#### Data for analysis ####
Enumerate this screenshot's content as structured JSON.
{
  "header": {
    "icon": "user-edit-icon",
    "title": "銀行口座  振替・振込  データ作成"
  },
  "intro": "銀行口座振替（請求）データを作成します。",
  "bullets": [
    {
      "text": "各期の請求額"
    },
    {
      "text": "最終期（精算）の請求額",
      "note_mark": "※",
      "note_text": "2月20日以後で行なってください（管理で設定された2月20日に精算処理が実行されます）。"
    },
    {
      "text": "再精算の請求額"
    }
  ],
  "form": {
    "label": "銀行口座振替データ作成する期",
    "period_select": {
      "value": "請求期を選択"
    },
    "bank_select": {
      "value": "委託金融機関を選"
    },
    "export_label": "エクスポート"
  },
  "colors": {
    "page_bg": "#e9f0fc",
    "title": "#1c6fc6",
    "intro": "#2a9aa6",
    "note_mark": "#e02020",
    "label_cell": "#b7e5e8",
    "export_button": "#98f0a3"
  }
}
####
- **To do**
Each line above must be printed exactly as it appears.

- **Output of the exercise**
Enumerate this screenshot's content as structured JSON.
{
  "header": {
    "icon": "user-edit-icon",
    "title": "銀行口座  振替・振込  データ作成"
  },
  "intro": "銀行口座振替（請求）データを作成します。",
  "bullets": [
    {
      "text": "各期の請求額"
    },
    {
      "text": "最終期（精算）の請求額",
      "note_mark": "※",
      "note_text": "2月20日以後で行なってください（管理で設定された2月20日に精算処理が実行されます）。"
    },
    {
      "text": "再精算の請求額"
    }
  ],
  "form": {
    "label": "銀行口座振替データ作成する期",
    "period_select": {
      "value": "請求期を選択"
    },
    "bank_select": {
      "value": "委託金融機関を選"
    },
    "export_label": "エクスポート"
  },
  "colors": {
    "page_bg": "#e9f0fc",
    "title": "#1c6fc6",
    "intro": "#2a9aa6",
    "note_mark": "#e02020",
    "label_cell": "#b7e5e8",
    "export_button": "#98f0a3"
  }
}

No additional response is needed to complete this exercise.